training for coal-company employees who inspect impoundments.
Foresters and soil scientists have found that mined
mountaintops can actually grow larger trees than the
original mountaintop, if the rock and soil are left
relatively loose and not compacted. The technique was
described by Patrick Angel of the U.S. Office
of Surface Mining and Carl Zipper of the Powell
River Project at Virginia Tech. Jeff Skousen of West
Virginia University discussed acid mine drainage.
Angel said reclaimed Appalachian mountaintops "may
make the best springboard for the American chestnut,"
a new blight-resistant strain of which is being developed
to rebuild the species. Alt was skeptical that there
will be commercial forestry on such sites. "I don’t
think we’re going to see very many, because it’s
very onerous to do," he said.
Alt provided a memorable moment during Marshall University
journalism professor Marc Seamon’s presentation

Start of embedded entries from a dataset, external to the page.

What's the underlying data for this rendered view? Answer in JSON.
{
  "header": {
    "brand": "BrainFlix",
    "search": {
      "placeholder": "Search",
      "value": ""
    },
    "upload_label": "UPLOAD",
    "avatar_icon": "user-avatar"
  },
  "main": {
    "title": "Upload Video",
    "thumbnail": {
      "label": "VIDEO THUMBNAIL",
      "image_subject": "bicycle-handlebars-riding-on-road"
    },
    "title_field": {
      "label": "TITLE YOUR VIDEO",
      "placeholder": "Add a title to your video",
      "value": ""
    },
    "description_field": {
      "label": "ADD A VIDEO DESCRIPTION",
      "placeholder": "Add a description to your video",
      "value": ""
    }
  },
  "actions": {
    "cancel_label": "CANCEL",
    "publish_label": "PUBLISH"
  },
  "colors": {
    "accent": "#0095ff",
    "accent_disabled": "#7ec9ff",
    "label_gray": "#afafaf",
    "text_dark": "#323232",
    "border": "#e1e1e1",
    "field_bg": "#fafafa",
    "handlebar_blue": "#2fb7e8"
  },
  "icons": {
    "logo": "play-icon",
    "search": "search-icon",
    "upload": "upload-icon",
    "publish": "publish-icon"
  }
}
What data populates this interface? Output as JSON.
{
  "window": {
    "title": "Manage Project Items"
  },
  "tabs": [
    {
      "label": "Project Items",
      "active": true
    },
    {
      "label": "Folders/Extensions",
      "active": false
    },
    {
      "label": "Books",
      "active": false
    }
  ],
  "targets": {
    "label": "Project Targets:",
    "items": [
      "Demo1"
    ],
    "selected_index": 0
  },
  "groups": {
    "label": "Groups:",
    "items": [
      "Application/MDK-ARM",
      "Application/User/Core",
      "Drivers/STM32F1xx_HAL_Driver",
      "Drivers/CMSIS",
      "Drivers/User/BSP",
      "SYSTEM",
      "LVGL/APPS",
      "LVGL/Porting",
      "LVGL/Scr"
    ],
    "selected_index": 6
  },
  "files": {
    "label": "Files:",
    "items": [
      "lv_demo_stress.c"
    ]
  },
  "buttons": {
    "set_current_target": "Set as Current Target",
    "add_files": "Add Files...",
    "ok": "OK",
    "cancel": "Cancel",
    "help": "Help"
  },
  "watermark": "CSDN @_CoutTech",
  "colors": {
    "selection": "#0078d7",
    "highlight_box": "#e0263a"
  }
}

of his study on coverage of mountaintop removal. Seamon
explained that "God" came to be one of the
"frames" used by journalists because some
official had said of the mountains, "We can’t
stack ‘em as high as God did." Ken Ward Jr.
of the Gazette immediately pointed to Alt, who said,
"I said it!" For a summary of Seamon's research,
Ward told journalists that simply quoting both sides
in coal stories is "bracketing the truth,"
and more work is often called for. "It’s
really important to get out and listen to people,"
and to spend time looking through records, he said.
Ward suggested several story ideas, including who will
be responsible for mine sites where reclamation failed
after passage of the 1977 law. Pre-1977 mines are supposed
to be reclaimed with money from a federal severance
tax, but federal policymakers have held back some of
the money, and Ward said some is being used to reclaim
non-coal sites in the West and build a new geology building
at the University of Wyoming, which he called "an
The road ahead: Coal for now,
alternative fuels and nuclear later?
Caylor, of the Kentucky Coal Association,
said he sees more of a corporate attitude in the coal
industry these days. "That corporate mentality
is to comply with the laws, whatever they are."
He said the average Kentucky coal miner is now safer
than the average Kentucky worker, and the numbers of
mine fatalities and injuries continue to decline, but
"None of us are going to be happy until we see
a year with zero fatalities."
While Caylor and Stagg touted new technology for burning
coal, Cindy Rank of the West Virginia Highlands
Conservancy said "The myth of clean coal
. . . is clouding our vision to those hidden costs"
of coal production, and is hindering development of
alternative energy sources such as household solar panels,
but has not improved the economy of southern West Virginia
and Eastern Kentucky.
Caylor replied that development of new coal-burning
technologies will allow solid waste to be burned with
coal in power plants. "Coal may not be the best
source of energy – I think it is – but it
will take us where we need to be in terms of technology."
In the long term, perhaps 75 years, nuclear power seems
to be the chief alternative, he said.
Rank said she would like to see electric-generating
wind turbines atop mountaintop-removal sites, but acknowledged
that the region’s tourism industry could be hurt
by the presence of the huge windmills, and asked, "Is
it a net gain?"
One of the reporters that attended the "Covering
Coal" conference was Kyle Lovern of the Williamson
Daily News. To see some of his work, click